Data for the task -
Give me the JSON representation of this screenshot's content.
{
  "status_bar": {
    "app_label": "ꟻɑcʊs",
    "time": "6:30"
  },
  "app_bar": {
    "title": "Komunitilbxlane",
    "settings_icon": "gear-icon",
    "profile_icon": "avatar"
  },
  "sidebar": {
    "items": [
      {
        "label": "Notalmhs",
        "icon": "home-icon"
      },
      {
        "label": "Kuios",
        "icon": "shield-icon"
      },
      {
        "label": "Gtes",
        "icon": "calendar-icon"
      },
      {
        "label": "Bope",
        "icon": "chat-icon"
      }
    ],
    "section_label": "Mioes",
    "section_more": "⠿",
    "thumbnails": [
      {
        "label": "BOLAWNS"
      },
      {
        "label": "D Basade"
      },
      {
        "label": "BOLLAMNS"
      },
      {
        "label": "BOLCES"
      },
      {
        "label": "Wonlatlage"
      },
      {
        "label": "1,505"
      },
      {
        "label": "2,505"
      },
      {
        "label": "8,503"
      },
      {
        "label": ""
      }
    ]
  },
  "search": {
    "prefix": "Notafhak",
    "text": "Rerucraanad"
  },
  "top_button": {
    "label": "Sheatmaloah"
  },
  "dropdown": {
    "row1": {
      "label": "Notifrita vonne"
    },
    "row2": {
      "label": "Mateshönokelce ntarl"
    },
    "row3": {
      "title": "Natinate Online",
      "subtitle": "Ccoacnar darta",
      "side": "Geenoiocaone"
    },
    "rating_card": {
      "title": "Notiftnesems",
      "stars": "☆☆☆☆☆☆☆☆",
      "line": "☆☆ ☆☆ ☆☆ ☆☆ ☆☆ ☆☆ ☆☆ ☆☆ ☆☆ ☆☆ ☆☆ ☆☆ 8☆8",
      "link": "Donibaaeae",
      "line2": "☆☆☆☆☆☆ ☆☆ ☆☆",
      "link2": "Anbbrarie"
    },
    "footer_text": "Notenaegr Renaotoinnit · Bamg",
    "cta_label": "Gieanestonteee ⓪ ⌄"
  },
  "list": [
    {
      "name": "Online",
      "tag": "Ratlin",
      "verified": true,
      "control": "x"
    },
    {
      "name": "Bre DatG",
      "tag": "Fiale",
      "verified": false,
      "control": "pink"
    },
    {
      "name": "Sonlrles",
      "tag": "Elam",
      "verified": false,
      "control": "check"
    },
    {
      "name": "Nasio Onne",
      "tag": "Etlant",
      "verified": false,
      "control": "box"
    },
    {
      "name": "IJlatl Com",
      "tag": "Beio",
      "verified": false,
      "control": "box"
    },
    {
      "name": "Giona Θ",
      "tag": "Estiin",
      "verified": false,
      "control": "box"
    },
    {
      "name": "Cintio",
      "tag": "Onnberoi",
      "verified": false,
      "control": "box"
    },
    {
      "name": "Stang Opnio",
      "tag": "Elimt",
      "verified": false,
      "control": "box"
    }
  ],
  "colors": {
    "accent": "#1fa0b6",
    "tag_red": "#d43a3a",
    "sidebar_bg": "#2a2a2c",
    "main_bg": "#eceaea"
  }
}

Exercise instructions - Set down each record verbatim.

Written answer -
Give me the JSON representation of this screenshot's content.
{
  "status_bar": {
    "app_label": "ꟻɑcʊs",
    "time": "6:30"
  },
  "app_bar": {
    "title": "Komunitilbxlane",
    "settings_icon": "gear-icon",
    "profile_icon": "avatar"
  },
  "sidebar": {
    "items": [
      {
        "label": "Notalmhs",
        "icon": "home-icon"
      },
      {
        "label": "Kuios",
        "icon": "shield-icon"
      },
      {
        "label": "Gtes",
        "icon": "calendar-icon"
      },
      {
        "label": "Bope",
        "icon": "chat-icon"
      }
    ],
    "section_label": "Mioes",
    "section_more": "⠿",
    "thumbnails": [
      {
        "label": "BOLAWNS"
      },
      {
        "label": "D Basade"
      },
      {
        "label": "BOLLAMNS"
      },
      {
        "label": "BOLCES"
      },
      {
        "label": "Wonlatlage"
      },
      {
        "label": "1,505"
      },
      {
        "label": "2,505"
      },
      {
        "label": "8,503"
      },
      {
        "label": ""
      }
    ]
  },
  "search": {
    "prefix": "Notafhak",
    "text": "Rerucraanad"
  },
  "top_button": {
    "label": "Sheatmaloah"
  },
  "dropdown": {
    "row1": {
      "label": "Notifrita vonne"
    },
    "row2": {
      "label": "Mateshönokelce ntarl"
    },
    "row3": {
      "title": "Natinate Online",
      "subtitle": "Ccoacnar darta",
      "side": "Geenoiocaone"
    },
    "rating_card": {
      "title": "Notiftnesems",
      "stars": "☆☆☆☆☆☆☆☆",
      "line": "☆☆ ☆☆ ☆☆ ☆☆ ☆☆ ☆☆ ☆☆ ☆☆ ☆☆ ☆☆ ☆☆ ☆☆ 8☆8",
      "link": "Donibaaeae",
      "line2": "☆☆☆☆☆☆ ☆☆ ☆☆",
      "link2": "Anbbrarie"
    },
    "footer_text": "Notenaegr Renaotoinnit · Bamg",
    "cta_label": "Gieanestonteee ⓪ ⌄"
  },
  "list": [
    {
      "name": "Online",
      "tag": "Ratlin",
      "verified": true,
      "control": "x"
    },
    {
      "name": "Bre DatG",
      "tag": "Fiale",
      "verified": false,
      "control": "pink"
    },
    {
      "name": "Sonlrles",
      "tag": "Elam",
      "verified": false,
      "control": "check"
    },
    {
      "name": "Nasio Onne",
      "tag": "Etlant",
      "verified": false,
      "control": "box"
    },
    {
      "name": "IJlatl Com",
      "tag": "Beio",
      "verified": false,
      "control": "box"
    },
    {
      "name": "Giona Θ",
      "tag": "Estiin",
      "verified": false,
      "control": "box"
    },
    {
      "name": "Cintio",
      "tag": "Onnberoi",
      "verified": false,
      "control": "box"
    },
    {
      "name": "Stang Opnio",
      "tag": "Elimt",
      "verified": false,
      "control": "box"
    }
  ],
  "colors": {
    "accent": "#1fa0b6",
    "tag_red": "#d43a3a",
    "sidebar_bg": "#2a2a2c",
    "main_bg": "#eceaea"
  }
}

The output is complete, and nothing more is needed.